Older transplants from the North, frozen in place by the Great Recession, say the recent recovery makes it easier to sell their homes — or come up with enough money to buy a second home — and make that long-awaited move to sunny Florida.
“From a financial standpoint, a year earlier would have been ideal, but we weren’t ready at that time,” said Donna Nahum, 54, of Cherry Hill, N.J., who bought a condo in Boca Raton as a second home. “My husband is in commercial real estate, so we had a few leaner years. I feel like we may not have gotten in on the lowest part of the real estate market in Florida, but we got in while it’s on the rise.”
In the decades following World War II, Florida’s population had been growing by as much as a thousand a day, fueling a construction boom.
But the Florida dream of owning a home in semi-tropical paradise was badly shaken by a sharp rise in property taxes and a batch of hurricanes in 2004 and 2005 that raised insurance rates. A housing crisis in 2007, marked by a plunge in home values and widespread foreclosures, led to double-digit unemployment rates, a financial meltdown and the Great Recession.
Immigration from abroad and migrations from the North slowed to a trickle. According to state estimates, Florida gained just 75,000 people from July 2008 through June 2009. Five years later, in the 12 months ending in June 2014, the population shot up by 253,000.
“What you are seeing is pent-up demand,” said Mason Jackson, CEO of CareerSource Broward, a job-placement service. “People are saying, ‘I can move now. I want to go where it’s warm. And I might be able to find a job there more easily than before.'”
A fierce winter in much of the North early this year helped motivate people to follow the traditional pathway to Florida.
“We’re getting a big influx of people from the Northeast again. The harsh winter has really caused a lot of people to re-think where they want to live,” said Kim Bregman, buyer agent for Optima Properties, a real estate and relocation service based in Boca Raton. “And more people are able to work in a virtual [computer-linked] office, so they are able to live here and continue to work regardless of where their main job may be.
“Miami is on fire, and it moves up the coast. People are coming from Brazil, Venezuela, Israel. I just put in an offer, sight-unseen, from an investor in China. The world still sees Florida real estate as a good investment.”
Partly as a result, the state’s foreign-born population reached 3.8 million in 2013, a 140,000 increase from 2010, according to a compilation of census numbers by the Center for Immigration Studies, an advocacy group in Washington.
“The high [tourist] season is coming, so people are hiring now, in hotels and resorts, in the kitchen and housekeeping,” said Sandro Cristian Arotinco, 37, who moved from Peru in January and got a job this month as a chef at a Fort Lauderdale beach resort.
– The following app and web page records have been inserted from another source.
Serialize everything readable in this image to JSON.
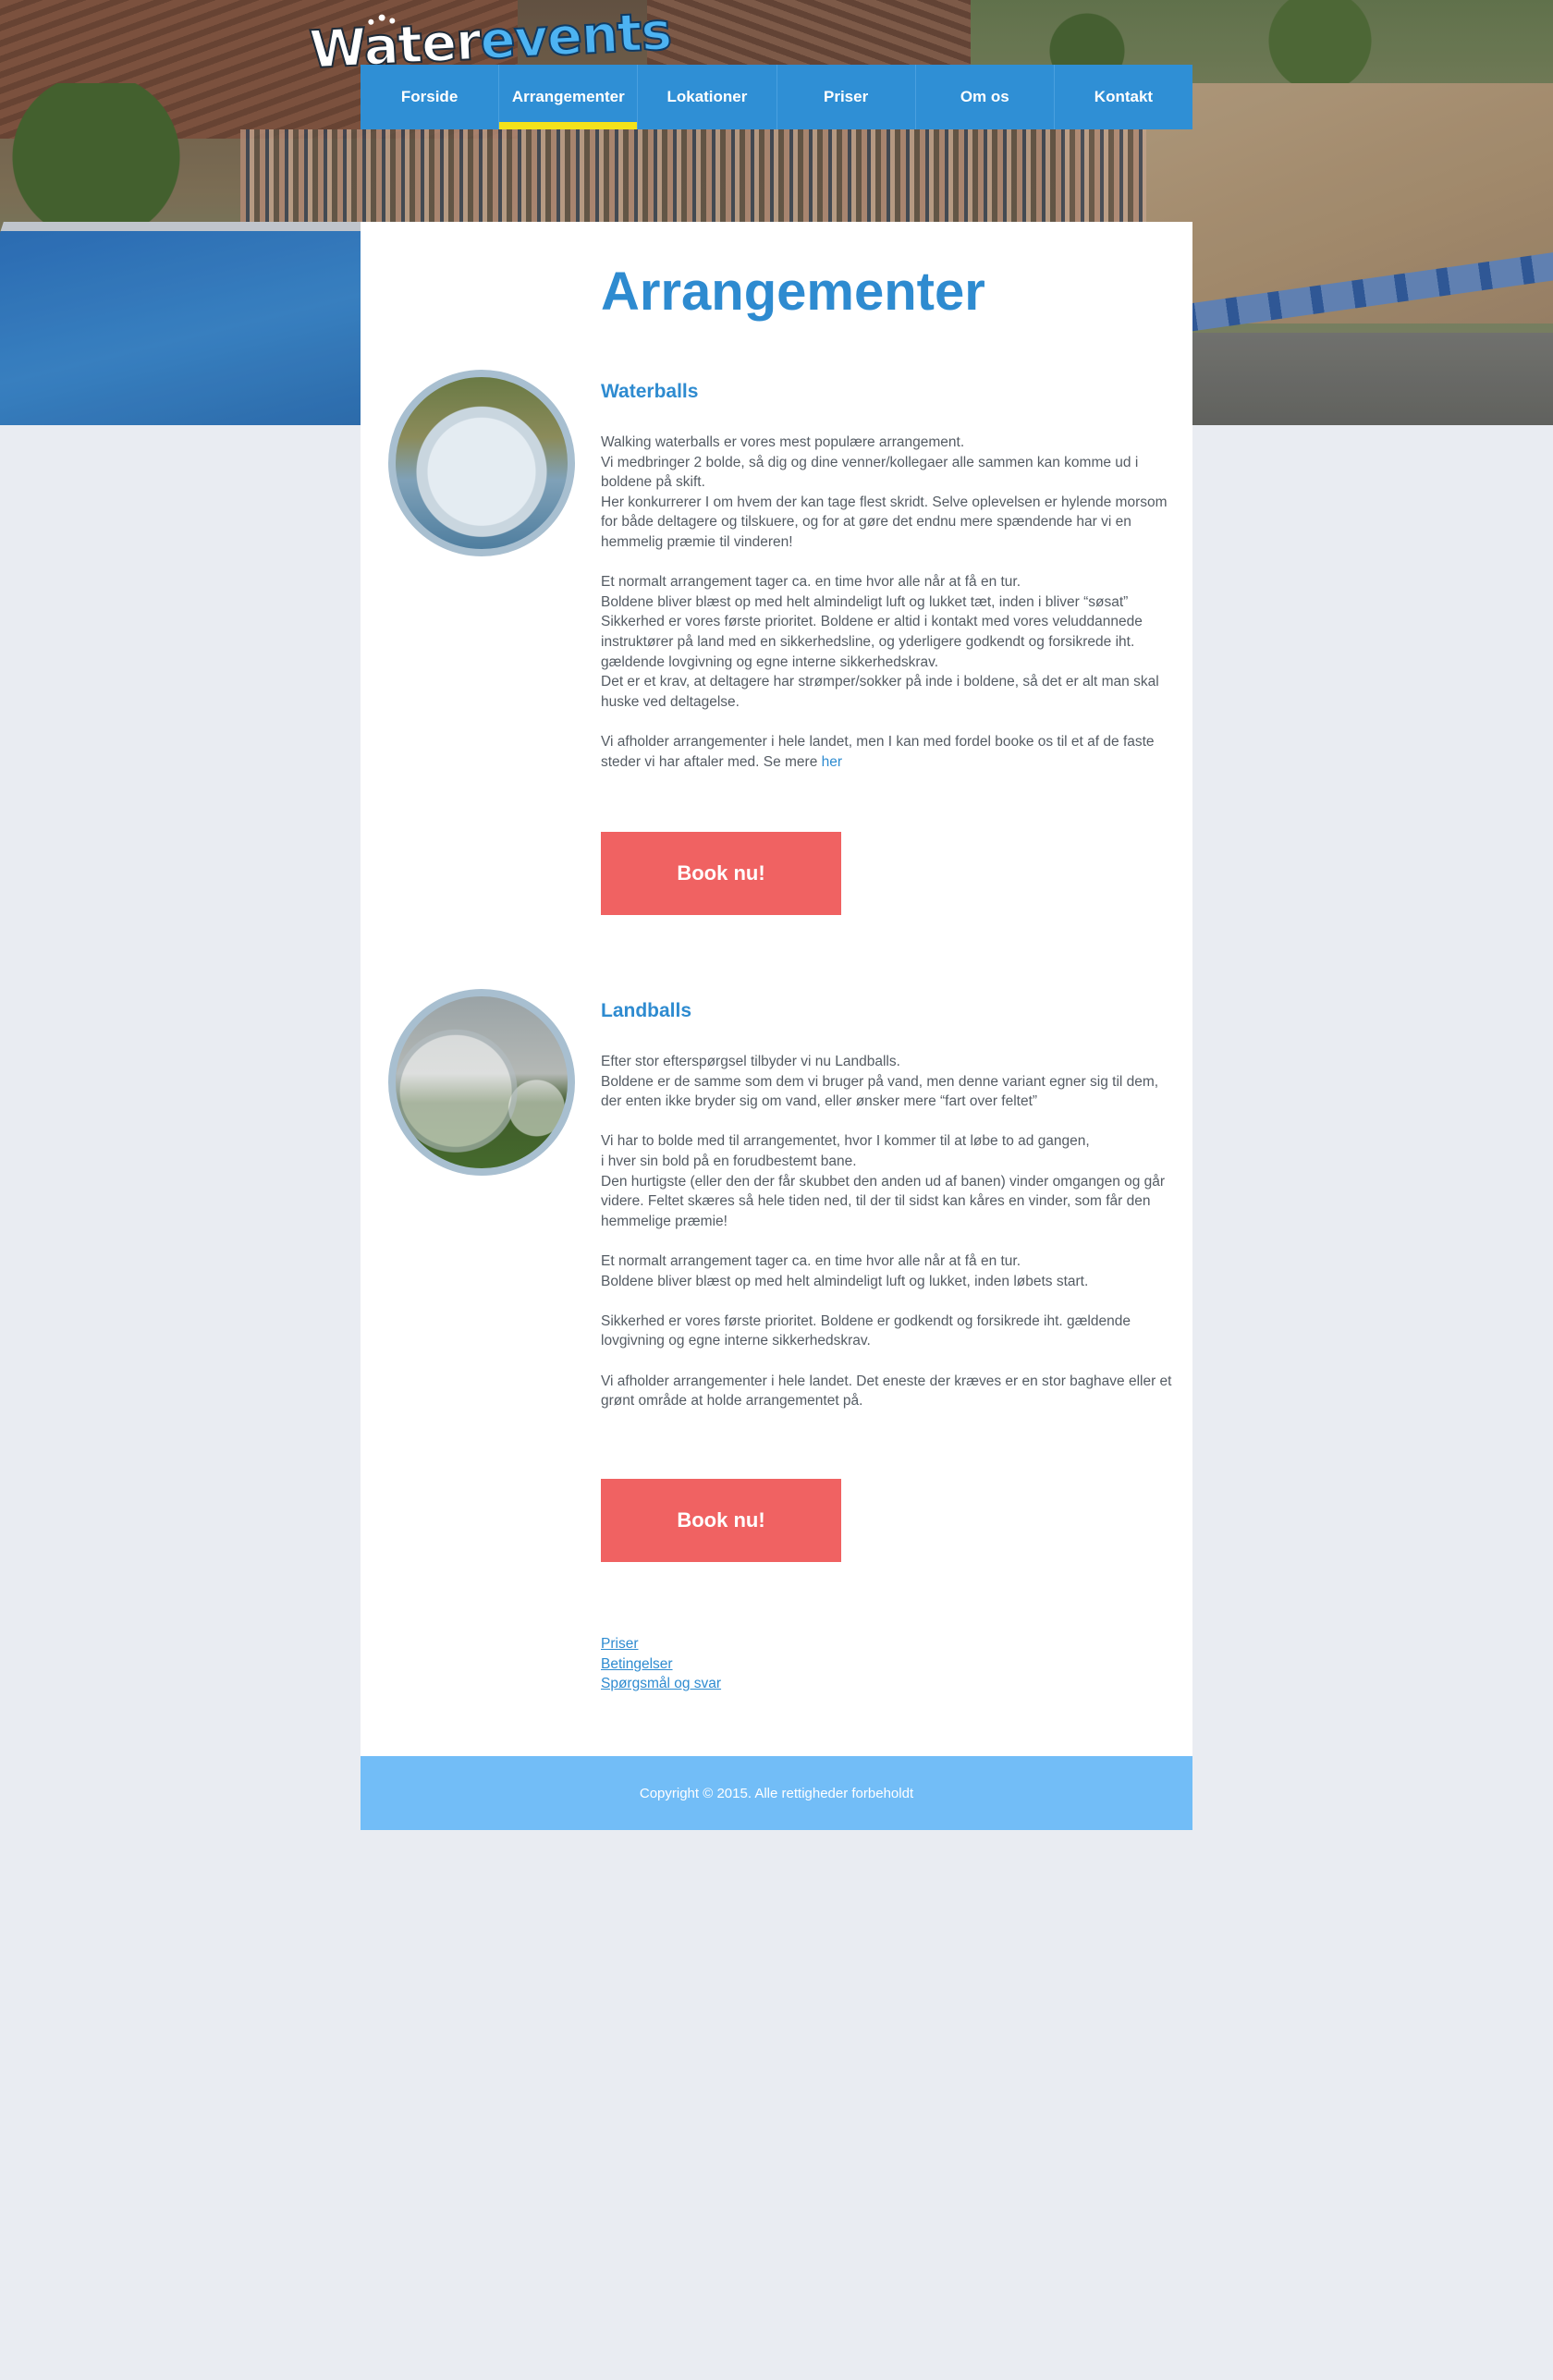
{
  "logo": {
    "part1": "Water",
    "part2": "events"
  },
  "nav": {
    "items": [
      {
        "label": "Forside"
      },
      {
        "label": "Arrangementer",
        "active": true
      },
      {
        "label": "Lokationer"
      },
      {
        "label": "Priser"
      },
      {
        "label": "Om os"
      },
      {
        "label": "Kontakt"
      }
    ]
  },
  "page": {
    "title": "Arrangementer"
  },
  "sections": [
    {
      "title": "Waterballs",
      "paragraphs": [
        [
          "Walking waterballs er vores mest populære arrangement.",
          "Vi medbringer 2 bolde, så dig og dine venner/kollegaer alle sammen kan komme ud i boldene på skift.",
          "Her konkurrerer I om hvem der kan tage flest skridt. Selve oplevelsen er hylende morsom for både deltagere og tilskuere, og for at gøre det endnu mere spændende har vi en hemmelig præmie til vinderen!"
        ],
        [
          "Et normalt arrangement tager ca. en time hvor alle når at få en tur.",
          "Boldene bliver blæst op med helt almindeligt luft og lukket tæt, inden i bliver “søsat”",
          "Sikkerhed er vores første prioritet. Boldene er altid i kontakt med vores veluddannede instruktører på land med en sikkerhedsline, og yderligere godkendt og forsikrede iht. gældende lovgivning og egne interne sikkerhedskrav.",
          "Det er et krav, at deltagere har strømper/sokker på inde i boldene, så det er alt man skal huske ved deltagelse."
        ],
        [
          "Vi afholder arrangementer i hele landet, men I kan med fordel booke os til et af de faste steder vi har aftaler med. Se mere"
        ]
      ],
      "link_label": "her",
      "button_label": "Book nu!"
    },
    {
      "title": "Landballs",
      "paragraphs": [
        [
          "Efter stor efterspørgsel tilbyder vi nu Landballs.",
          "Boldene er de samme som dem vi bruger på vand, men denne variant egner sig til dem, der enten ikke bryder sig om vand, eller ønsker mere “fart over feltet”"
        ],
        [
          "Vi har to bolde med til arrangementet, hvor I kommer til at løbe to ad gangen,",
          "i hver sin bold på en forudbestemt bane.",
          "Den hurtigste (eller den der får skubbet den anden ud af banen) vinder omgangen og går videre. Feltet skæres så hele tiden ned, til der til sidst kan kåres en vinder, som får den hemmelige præmie!"
        ],
        [
          "Et normalt arrangement tager ca. en time hvor alle når at få en tur.",
          "Boldene bliver blæst op med helt almindeligt luft og lukket, inden løbets start."
        ],
        [
          "Sikkerhed er vores første prioritet. Boldene er godkendt og forsikrede iht. gældende lovgivning og egne interne sikkerhedskrav."
        ],
        [
          "Vi afholder arrangementer i hele landet. Det eneste der kræves er en stor baghave eller et grønt område at holde arrangementet på."
        ]
      ],
      "button_label": "Book nu!"
    }
  ],
  "footer_links": [
    "Priser",
    "Betingelser",
    "Spørgsmål og svar"
  ],
  "footer": {
    "copyright": "Copyright © 2015. Alle rettigheder forbeholdt"
  },
  "colors": {
    "nav": "#2f8fd5",
    "nav_active_underline": "#f4e21a",
    "title": "#2e8bd0",
    "button": "#f06262",
    "footer": "#72bdf7",
    "background": "#e9ecf2"
  }
}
“We are not rich,” he said, “but are living in a nice way.”
All these trends have made it possible for Florida to resume its traditional role as a magnet for people who seek warm weather and a leisurely lifestyle.
“When the weekends come, it’s like vacation — palm trees and a beach,” said O’Donnell, the transplant from drizzly Seattle. “I’m not used to that. I think I’m adjusting just fine.”